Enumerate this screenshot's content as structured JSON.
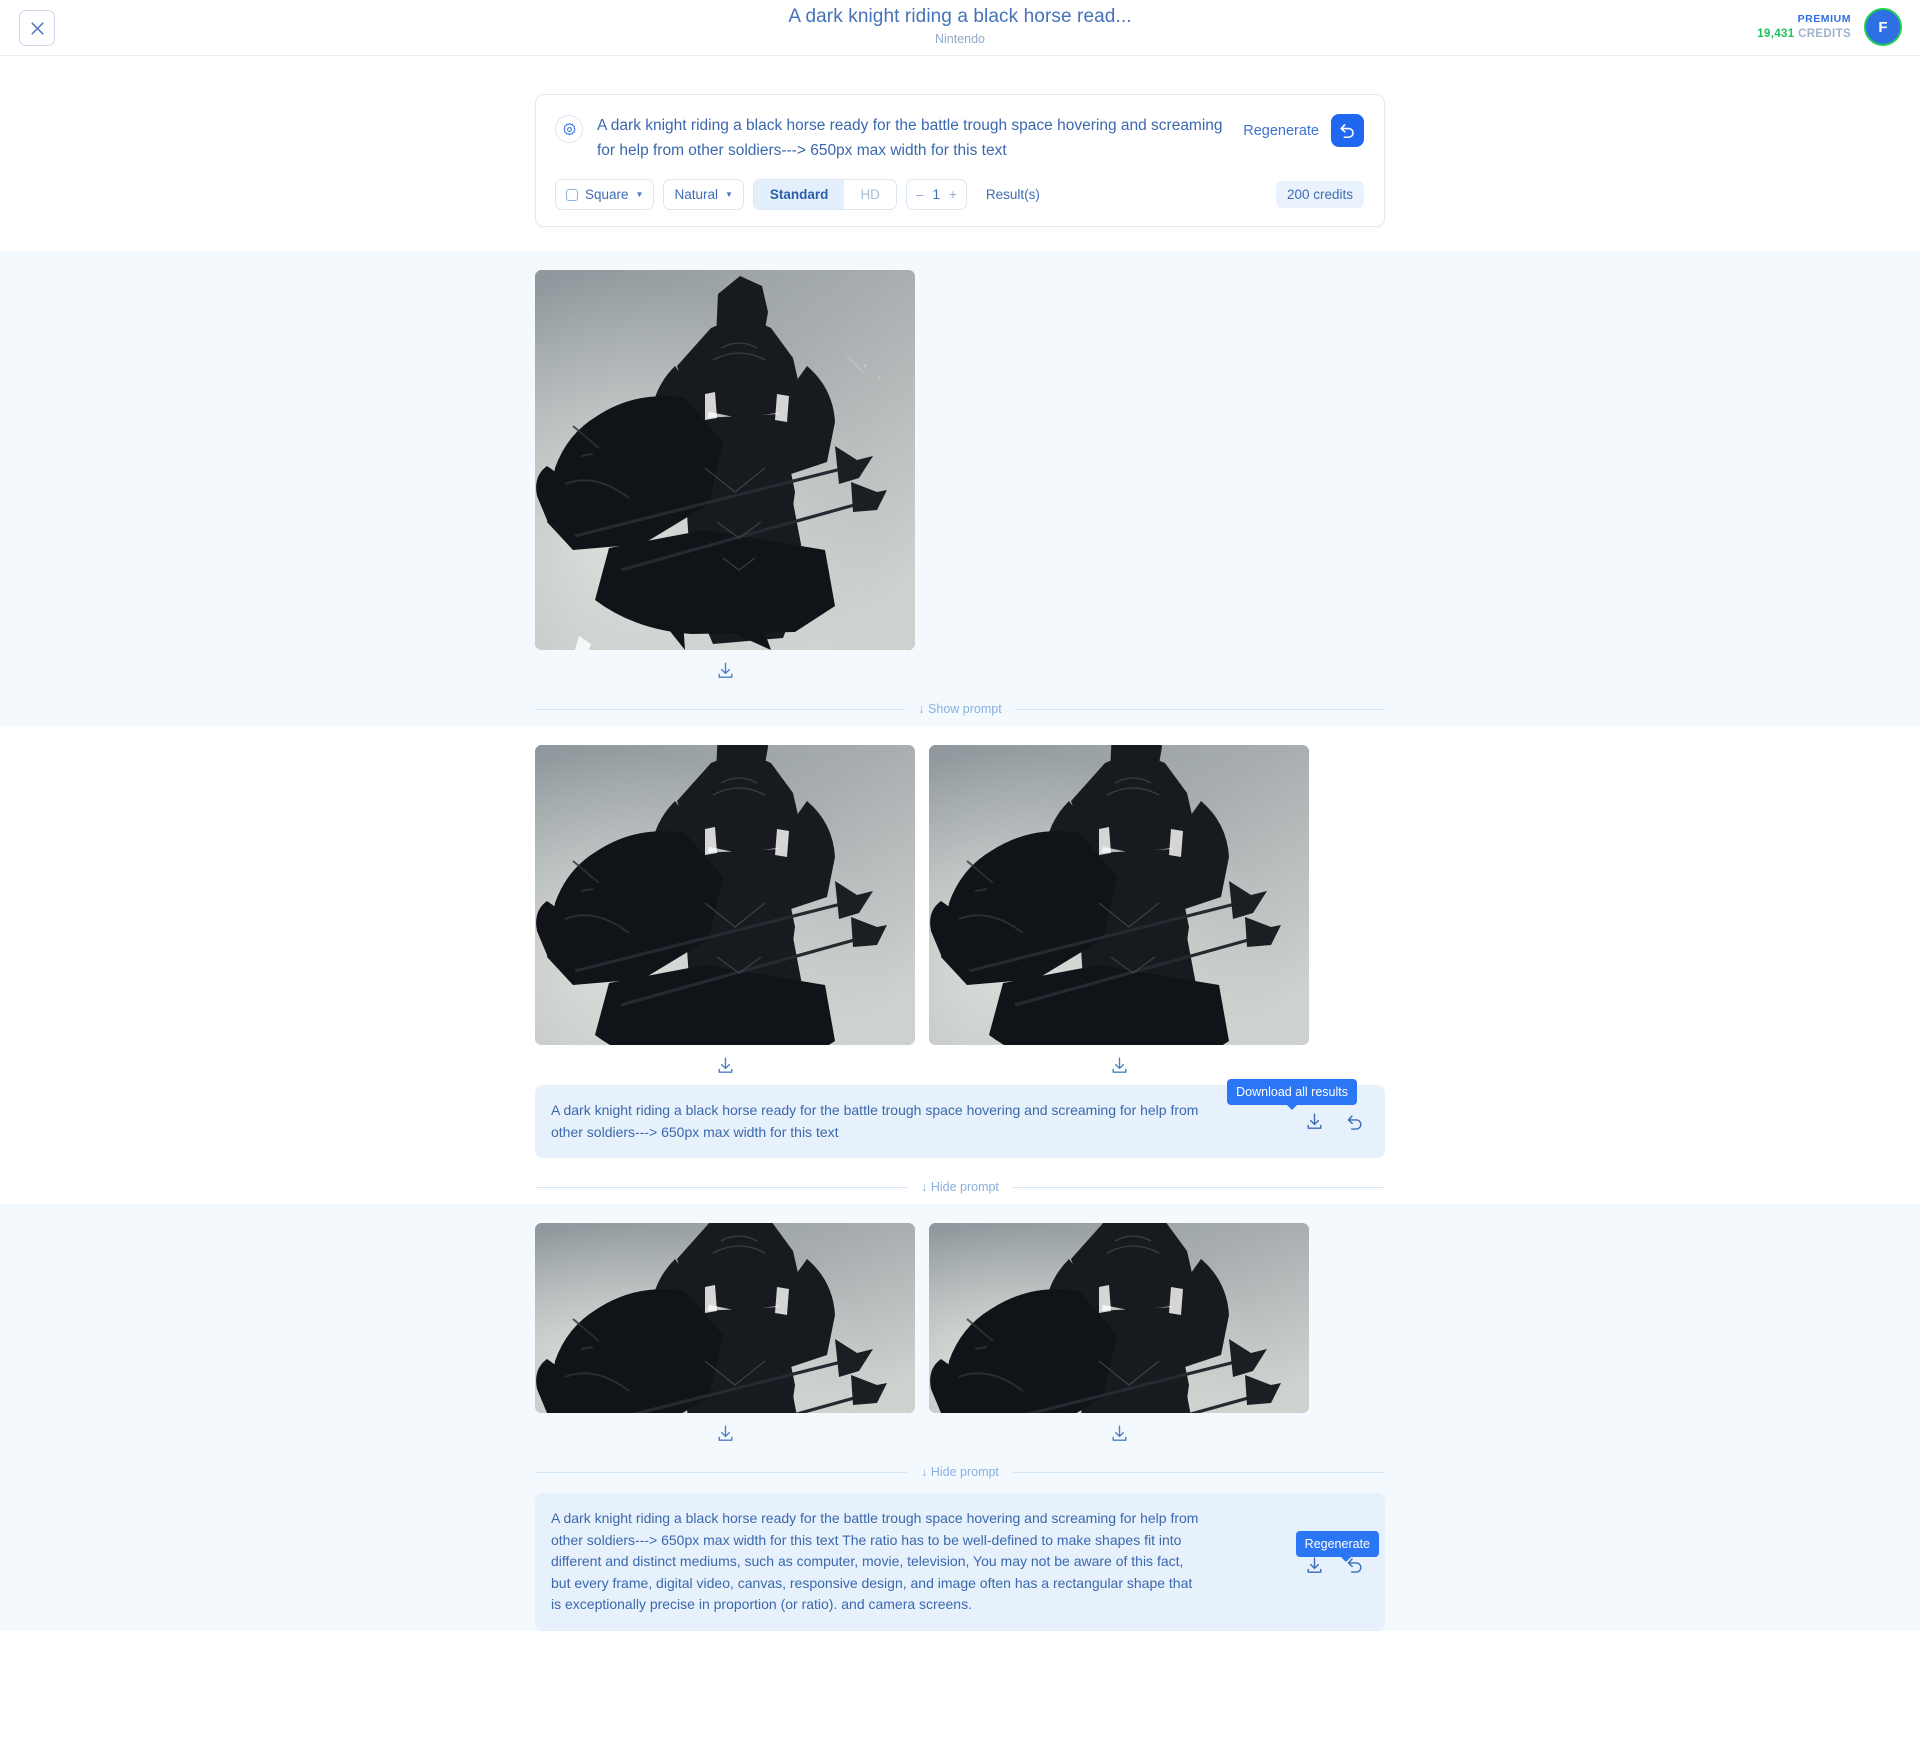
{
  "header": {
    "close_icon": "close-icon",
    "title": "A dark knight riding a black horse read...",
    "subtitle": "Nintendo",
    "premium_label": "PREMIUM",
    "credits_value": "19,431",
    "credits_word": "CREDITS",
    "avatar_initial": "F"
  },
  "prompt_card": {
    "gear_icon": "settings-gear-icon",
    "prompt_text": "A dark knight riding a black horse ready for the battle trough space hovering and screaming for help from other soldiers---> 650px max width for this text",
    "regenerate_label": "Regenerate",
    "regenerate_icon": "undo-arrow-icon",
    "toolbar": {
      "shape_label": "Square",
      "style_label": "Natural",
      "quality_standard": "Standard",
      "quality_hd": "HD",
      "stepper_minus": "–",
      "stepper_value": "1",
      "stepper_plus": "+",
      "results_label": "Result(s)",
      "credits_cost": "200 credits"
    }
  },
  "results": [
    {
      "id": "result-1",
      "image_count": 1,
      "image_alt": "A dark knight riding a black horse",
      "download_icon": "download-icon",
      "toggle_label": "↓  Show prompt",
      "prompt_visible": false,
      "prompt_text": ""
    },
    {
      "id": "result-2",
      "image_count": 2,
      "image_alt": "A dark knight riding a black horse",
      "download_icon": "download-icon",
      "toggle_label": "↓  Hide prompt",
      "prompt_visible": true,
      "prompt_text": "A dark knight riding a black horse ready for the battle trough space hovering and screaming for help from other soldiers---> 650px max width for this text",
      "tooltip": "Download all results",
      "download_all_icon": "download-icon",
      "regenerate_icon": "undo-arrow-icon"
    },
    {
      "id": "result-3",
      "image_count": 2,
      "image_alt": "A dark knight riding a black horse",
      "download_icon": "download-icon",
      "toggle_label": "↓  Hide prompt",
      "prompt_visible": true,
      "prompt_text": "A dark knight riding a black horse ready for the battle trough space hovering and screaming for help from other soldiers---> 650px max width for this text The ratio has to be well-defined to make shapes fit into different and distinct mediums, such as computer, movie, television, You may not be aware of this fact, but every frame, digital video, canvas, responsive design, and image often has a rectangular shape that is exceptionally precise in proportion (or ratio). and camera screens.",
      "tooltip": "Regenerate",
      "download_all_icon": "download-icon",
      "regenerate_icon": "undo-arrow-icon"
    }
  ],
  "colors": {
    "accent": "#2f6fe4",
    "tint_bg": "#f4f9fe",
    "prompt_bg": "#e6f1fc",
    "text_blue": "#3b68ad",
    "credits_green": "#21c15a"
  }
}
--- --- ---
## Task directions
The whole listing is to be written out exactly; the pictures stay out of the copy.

## Answer section
Enumerate this screenshot's content as structured JSON.
{
  "header": {
    "close_icon": "close-icon",
    "title": "A dark knight riding a black horse read...",
    "subtitle": "Nintendo",
    "premium_label": "PREMIUM",
    "credits_value": "19,431",
    "credits_word": "CREDITS",
    "avatar_initial": "F"
  },
  "prompt_card": {
    "gear_icon": "settings-gear-icon",
    "prompt_text": "A dark knight riding a black horse ready for the battle trough space hovering and screaming for help from other soldiers---> 650px max width for this text",
    "regenerate_label": "Regenerate",
    "regenerate_icon": "undo-arrow-icon",
    "toolbar": {
      "shape_label": "Square",
      "style_label": "Natural",
      "quality_standard": "Standard",
      "quality_hd": "HD",
      "stepper_minus": "–",
      "stepper_value": "1",
      "stepper_plus": "+",
      "results_label": "Result(s)",
      "credits_cost": "200 credits"
    }
  },
  "results": [
    {
      "id": "result-1",
      "image_count": 1,
      "image_alt": "A dark knight riding a black horse",
      "download_icon": "download-icon",
      "toggle_label": "↓  Show prompt",
      "prompt_visible": false,
      "prompt_text": ""
    },
    {
      "id": "result-2",
      "image_count": 2,
      "image_alt": "A dark knight riding a black horse",
      "download_icon": "download-icon",
      "toggle_label": "↓  Hide prompt",
      "prompt_visible": true,
      "prompt_text": "A dark knight riding a black horse ready for the battle trough space hovering and screaming for help from other soldiers---> 650px max width for this text",
      "tooltip": "Download all results",
      "download_all_icon": "download-icon",
      "regenerate_icon": "undo-arrow-icon"
    },
    {
      "id": "result-3",
      "image_count": 2,
      "image_alt": "A dark knight riding a black horse",
      "download_icon": "download-icon",
      "toggle_label": "↓  Hide prompt",
      "prompt_visible": true,
      "prompt_text": "A dark knight riding a black horse ready for the battle trough space hovering and screaming for help from other soldiers---> 650px max width for this text The ratio has to be well-defined to make shapes fit into different and distinct mediums, such as computer, movie, television, You may not be aware of this fact, but every frame, digital video, canvas, responsive design, and image often has a rectangular shape that is exceptionally precise in proportion (or ratio). and camera screens.",
      "tooltip": "Regenerate",
      "download_all_icon": "download-icon",
      "regenerate_icon": "undo-arrow-icon"
    }
  ],
  "colors": {
    "accent": "#2f6fe4",
    "tint_bg": "#f4f9fe",
    "prompt_bg": "#e6f1fc",
    "text_blue": "#3b68ad",
    "credits_green": "#21c15a"
  }
}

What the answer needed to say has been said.